Alexander Burgess's father was John Burgess (born Inveravon, Banffshire in about 1839) who was a bank agent, writer and notary. His mother was Annie McIntosh Burgess (born in Cullen, Banffshire in about 1840). Alexander Burgess had an older sister Annie (born about 1871) and three younger sisters Frances (born about 1875), Mabel (born about 1877), and Elizabeth (born about 1880).
Alexander Burgess attended Wishaw Academy, then spent four years at George Watson's College, Edinburgh, before entering the University of Edinburgh in October 1890. In his first year of study Burgess took courses in Latin, Greek and Mathematics. In session 1891-92 he studied Latin, Greek, Mathematics, and Natural Philosophy. In addition to taking Honours courses in Mathematics and Natural Philosophy over the next two sessions, Burgess also took the Ordinary course in Logic and Metaphysics. He was awarded an M.A. from Edinburgh with First Class Honours in Mathematics and Natural Philosophy in 1894.
After an appointment as a Mathematics Master at Merchiston Castle School, Edinburgh, he was appointed Mathematical master and second master in Rothesay Academy. He spent five years in this position then returned to Edinburgh in 1900 to work in the Mathematical department of Edinburgh Ladies' College. He spent 17 years in this College before he was appointed Rector of Rothesay Academy, Bute, in 1917. After his death a memorial plaque was unveiled in the school and we quote from the Press Release for that occasion:-
Dr Burgess's rectorship coincided with a remarkable development of the roll and of the work of the Academy. ...
Dr Burgess gave his school a signal example of devotion to knowledge, industry, kindliness of heart, high ideals.
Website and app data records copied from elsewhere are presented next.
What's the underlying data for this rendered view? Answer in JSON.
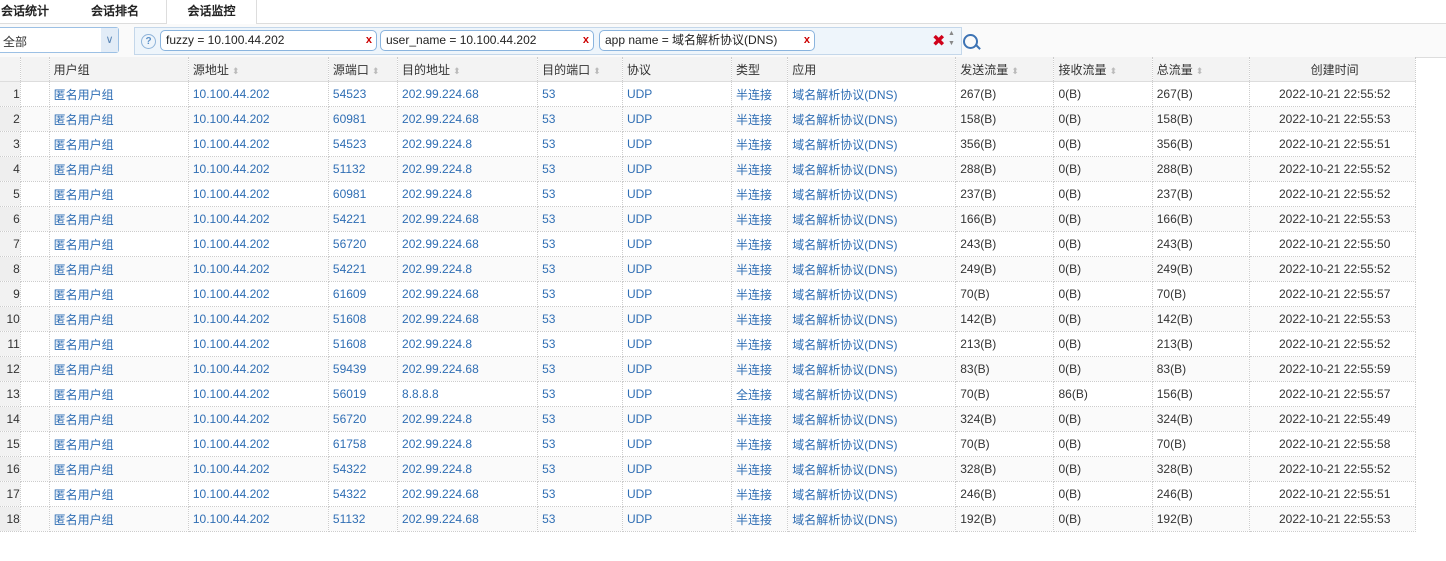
{
  "tabs": [
    "会话统计",
    "会话排名",
    "会话监控"
  ],
  "filter": {
    "select_value": "全部",
    "chips": [
      {
        "key": "fuzzy",
        "text": "fuzzy = 10.100.44.202"
      },
      {
        "key": "user_name",
        "text": "user_name =  10.100.44.202"
      },
      {
        "key": "app_name",
        "text": "app  name =  域名解析协议(DNS)"
      }
    ],
    "remove": "x",
    "help": "?"
  },
  "columns": [
    "用户组",
    "源地址",
    "源端口",
    "目的地址",
    "目的端口",
    "协议",
    "类型",
    "应用",
    "发送流量",
    "接收流量",
    "总流量",
    "创建时间"
  ],
  "rows": [
    [
      "1",
      "匿名用户组",
      "10.100.44.202",
      "54523",
      "202.99.224.68",
      "53",
      "UDP",
      "半连接",
      "域名解析协议(DNS)",
      "267(B)",
      "0(B)",
      "267(B)",
      "2022-10-21 22:55:52"
    ],
    [
      "2",
      "匿名用户组",
      "10.100.44.202",
      "60981",
      "202.99.224.68",
      "53",
      "UDP",
      "半连接",
      "域名解析协议(DNS)",
      "158(B)",
      "0(B)",
      "158(B)",
      "2022-10-21 22:55:53"
    ],
    [
      "3",
      "匿名用户组",
      "10.100.44.202",
      "54523",
      "202.99.224.8",
      "53",
      "UDP",
      "半连接",
      "域名解析协议(DNS)",
      "356(B)",
      "0(B)",
      "356(B)",
      "2022-10-21 22:55:51"
    ],
    [
      "4",
      "匿名用户组",
      "10.100.44.202",
      "51132",
      "202.99.224.8",
      "53",
      "UDP",
      "半连接",
      "域名解析协议(DNS)",
      "288(B)",
      "0(B)",
      "288(B)",
      "2022-10-21 22:55:52"
    ],
    [
      "5",
      "匿名用户组",
      "10.100.44.202",
      "60981",
      "202.99.224.8",
      "53",
      "UDP",
      "半连接",
      "域名解析协议(DNS)",
      "237(B)",
      "0(B)",
      "237(B)",
      "2022-10-21 22:55:52"
    ],
    [
      "6",
      "匿名用户组",
      "10.100.44.202",
      "54221",
      "202.99.224.68",
      "53",
      "UDP",
      "半连接",
      "域名解析协议(DNS)",
      "166(B)",
      "0(B)",
      "166(B)",
      "2022-10-21 22:55:53"
    ],
    [
      "7",
      "匿名用户组",
      "10.100.44.202",
      "56720",
      "202.99.224.68",
      "53",
      "UDP",
      "半连接",
      "域名解析协议(DNS)",
      "243(B)",
      "0(B)",
      "243(B)",
      "2022-10-21 22:55:50"
    ],
    [
      "8",
      "匿名用户组",
      "10.100.44.202",
      "54221",
      "202.99.224.8",
      "53",
      "UDP",
      "半连接",
      "域名解析协议(DNS)",
      "249(B)",
      "0(B)",
      "249(B)",
      "2022-10-21 22:55:52"
    ],
    [
      "9",
      "匿名用户组",
      "10.100.44.202",
      "61609",
      "202.99.224.68",
      "53",
      "UDP",
      "半连接",
      "域名解析协议(DNS)",
      "70(B)",
      "0(B)",
      "70(B)",
      "2022-10-21 22:55:57"
    ],
    [
      "10",
      "匿名用户组",
      "10.100.44.202",
      "51608",
      "202.99.224.68",
      "53",
      "UDP",
      "半连接",
      "域名解析协议(DNS)",
      "142(B)",
      "0(B)",
      "142(B)",
      "2022-10-21 22:55:53"
    ],
    [
      "11",
      "匿名用户组",
      "10.100.44.202",
      "51608",
      "202.99.224.8",
      "53",
      "UDP",
      "半连接",
      "域名解析协议(DNS)",
      "213(B)",
      "0(B)",
      "213(B)",
      "2022-10-21 22:55:52"
    ],
    [
      "12",
      "匿名用户组",
      "10.100.44.202",
      "59439",
      "202.99.224.68",
      "53",
      "UDP",
      "半连接",
      "域名解析协议(DNS)",
      "83(B)",
      "0(B)",
      "83(B)",
      "2022-10-21 22:55:59"
    ],
    [
      "13",
      "匿名用户组",
      "10.100.44.202",
      "56019",
      "8.8.8.8",
      "53",
      "UDP",
      "全连接",
      "域名解析协议(DNS)",
      "70(B)",
      "86(B)",
      "156(B)",
      "2022-10-21 22:55:57"
    ],
    [
      "14",
      "匿名用户组",
      "10.100.44.202",
      "56720",
      "202.99.224.8",
      "53",
      "UDP",
      "半连接",
      "域名解析协议(DNS)",
      "324(B)",
      "0(B)",
      "324(B)",
      "2022-10-21 22:55:49"
    ],
    [
      "15",
      "匿名用户组",
      "10.100.44.202",
      "61758",
      "202.99.224.8",
      "53",
      "UDP",
      "半连接",
      "域名解析协议(DNS)",
      "70(B)",
      "0(B)",
      "70(B)",
      "2022-10-21 22:55:58"
    ],
    [
      "16",
      "匿名用户组",
      "10.100.44.202",
      "54322",
      "202.99.224.8",
      "53",
      "UDP",
      "半连接",
      "域名解析协议(DNS)",
      "328(B)",
      "0(B)",
      "328(B)",
      "2022-10-21 22:55:52"
    ],
    [
      "17",
      "匿名用户组",
      "10.100.44.202",
      "54322",
      "202.99.224.68",
      "53",
      "UDP",
      "半连接",
      "域名解析协议(DNS)",
      "246(B)",
      "0(B)",
      "246(B)",
      "2022-10-21 22:55:51"
    ],
    [
      "18",
      "匿名用户组",
      "10.100.44.202",
      "51132",
      "202.99.224.68",
      "53",
      "UDP",
      "半连接",
      "域名解析协议(DNS)",
      "192(B)",
      "0(B)",
      "192(B)",
      "2022-10-21 22:55:53"
    ]
  ]
}
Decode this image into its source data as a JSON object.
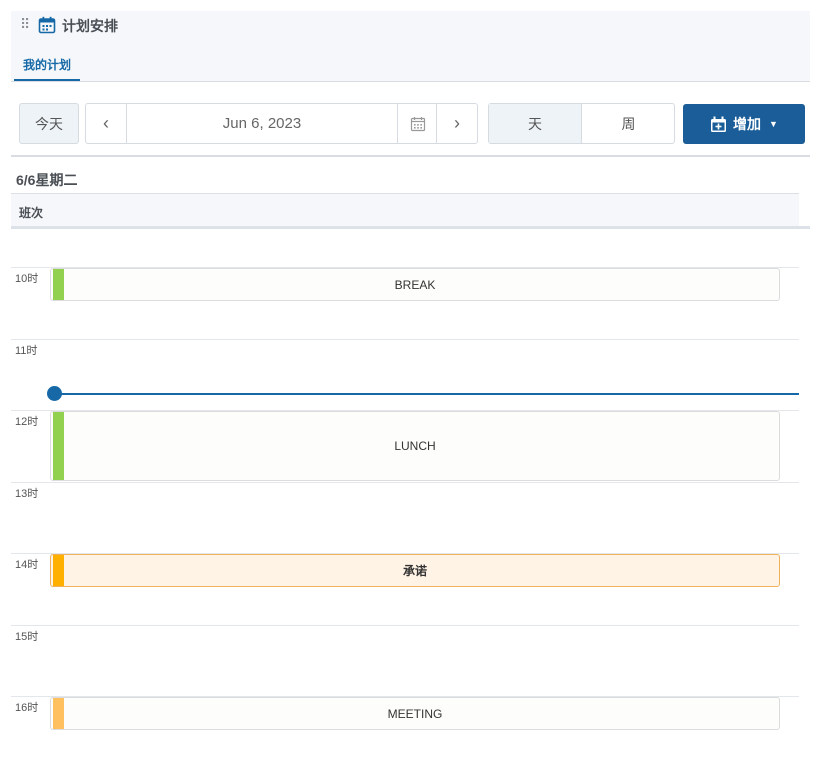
{
  "header": {
    "title": "计划安排",
    "tab": "我的计划"
  },
  "toolbar": {
    "today": "今天",
    "date": "Jun 6, 2023",
    "prev": "‹",
    "next": "›",
    "view_day": "天",
    "view_week": "周",
    "add_label": "增加",
    "add_caret": "▼"
  },
  "day": {
    "label": "6/6星期二",
    "shift_header": "班次"
  },
  "hours": [
    "10时",
    "11时",
    "12时",
    "13时",
    "14时",
    "15时",
    "16时"
  ],
  "events": [
    {
      "label": "BREAK",
      "bar_color": "#92d050"
    },
    {
      "label": "LUNCH",
      "bar_color": "#92d050"
    },
    {
      "label": "承诺",
      "bar_color": "#ffb000"
    },
    {
      "label": "MEETING",
      "bar_color": "#ffc060"
    }
  ],
  "colors": {
    "accent": "#1669a6",
    "add_button": "#1a5d98"
  }
}
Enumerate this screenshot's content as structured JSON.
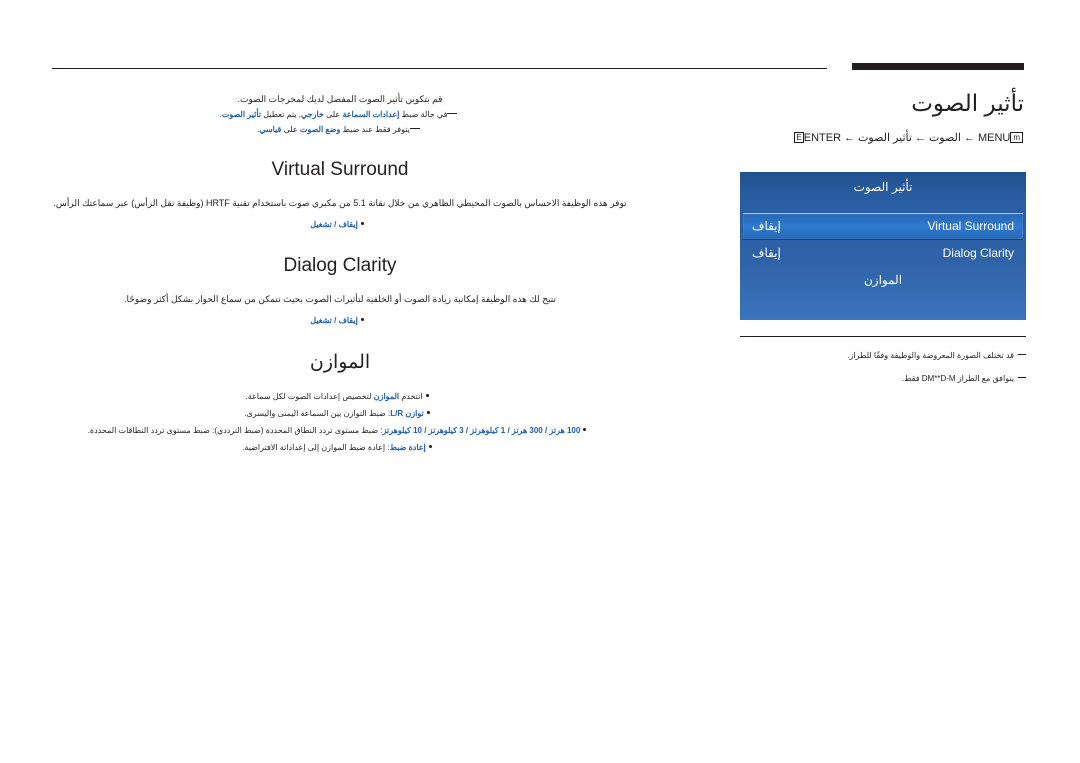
{
  "header": {
    "title": "تأثير الصوت",
    "breadcrumb": {
      "menu_key": "MENU",
      "arrow": "←",
      "seg1": "الصوت",
      "seg2": "تأثير الصوت",
      "enter": "ENTER",
      "enter_key_glyph": "↵"
    }
  },
  "intro": {
    "line1": "قم بتكوين تأثير الصوت المفضل لديك لمخرجات الصوت.",
    "line2_pre": "في حالة ضبط",
    "line2_b1": "إعدادات السماعة",
    "line2_mid": "على",
    "line2_b2": "خارجي",
    "line2_post": ", يتم تعطيل",
    "line2_b3": "تأثير الصوت",
    "line2_end": ".",
    "line3_pre": "يتوفر فقط عند ضبط",
    "line3_b1": "وضع الصوت",
    "line3_mid": "على",
    "line3_b2": "قياسي",
    "line3_end": "."
  },
  "sections": [
    {
      "id": "virtual-surround",
      "title": "Virtual Surround",
      "rtl": false,
      "body": "توفر هذه الوظيفة الاحساس بالصوت المحيطي الظاهري من خلال نقاتة 5.1 من مكبري صوت باستخدام تقنية HRTF (وظيفة نقل الرأس) عبر سماعتك الرأس.",
      "bullets": [
        {
          "text": "إيقاف / تشغيل",
          "highlight": true
        }
      ]
    },
    {
      "id": "dialog-clarity",
      "title": "Dialog Clarity",
      "rtl": false,
      "body": "تتيح لك هذه الوظيفة إمكانية زيادة الصوت أو الخلفية لتأثيرات الصوت بحيث تتمكن من سماع الحوار بشكل أكثر وضوحًا.",
      "bullets": [
        {
          "text": "إيقاف / تشغيل",
          "highlight": true
        }
      ]
    },
    {
      "id": "balance",
      "title": "الموازن",
      "rtl": true,
      "body": "",
      "bullets": [
        {
          "text_pre": "انتخدم ",
          "text_hl": "الموازن",
          "text_post": " لتخصيص إعدادات الصوت لكل سماعة."
        },
        {
          "text_pre": "",
          "text_hl": "توازن L/R",
          "text_post": ": ضبط التوازن بين السماعة اليمنى واليسرى."
        },
        {
          "text_pre": "",
          "text_hl": "100 هرتز / 300 هرتز / 1 كيلوهرتز / 3 كيلوهرتز / 10 كيلوهرتز",
          "text_post": ": ضبط مستوى تردد النطاق المحددة (ضبط الترددي): ضبط مستوى تردد النطاقات المحددة."
        },
        {
          "text_pre": "",
          "text_hl": "إعادة ضبط",
          "text_post": ": إعادة ضبط الموازن إلى إعداداته الافتراضية."
        }
      ]
    }
  ],
  "osd": {
    "title": "تأثير الصوت",
    "rows": [
      {
        "label": "إيقاف",
        "value": "Virtual Surround",
        "selected": true
      },
      {
        "label": "إيقاف",
        "value": "Dialog Clarity",
        "selected": false
      },
      {
        "label": "",
        "value": "الموازن",
        "selected": false,
        "centered": true
      }
    ]
  },
  "notes": [
    "قد تختلف الصورة المعروضة والوظيفة وفقًا للطراز.",
    "يتوافق مع الطراز DM**D-M فقط."
  ]
}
He was hampered in the later years by his health; he was stricken towards the end by grievous domestic afflictions, but he served his day and generation well, he spent more than half of his active life in Rothesay, and he enabled many a Rothesay boy and girl to develop their gifts to the maximum and to increase their usefulness to the country and the Empire.
He was elected a Fellow of the Royal Society of Edinburgh on 3 March 1902 having been proposed by John Alison, William Peddie, George Chrystal, and John Sturgeon Mackay.
Burgess was an active member of the Edinburgh Mathematical Society, serving on the Committee from November 1906, serving as an editor of the Proceedings in 1907-08, then Secretary during 1908-11, vice-President in 1911-12, and as President of the Society in 1912-13. This was a particularly important Presidency for in the summer of 1913 the Society held their first Colloquium in Edinburgh:-
At the close of the Colloquium in the afternoon the President, Mr Burgess, paid a tribute to the enthusiasm and energy with which the secretary, Mr Comrie, had thrown himself into the work of organising the meeting. The first Mathematical Colloquium in Britain had proved a complete success, a success that was chiefly due to the ability of the lecturers, each an authority on his own subject. No happier combination could have been made than that of the three lecturers, in whom it was remarked that the three nationalities were represented - English, Irish, and Scottish. Mr Burgess ventured the prediction that this, the first, Colloquium would not be the last, and suggested the possibility of a similar meeting at the time of the Napier celebrations next year.
Burgess also contributed papers to the Society. For example he read Anti-reciprocal Points at the meeting on Friday 9 January 1903, and The orthoptic locus of the semi-cubical parabola at the meeting on Friday 10 March 1905.
An obituary, written by Peter Comrie, was published in the Proceedings of the Edinburgh Mathematical Society.
version is at THIS LINK.
In addition Burgess was a member of the Educational Institute for Scotland and the Bute Natural History Society. He was awarded a D.Sc. by the University of Edinburgh in 1924 for his thesis Tripolar co-ordinates, straight line and circle. And Concurrency of lines joining vertices of a triangle to opposite vertices of triangles on its sides; determinants connected with the periodic solutions of Mathieu's equation.
Article by: J J O'Connor and E F Robertson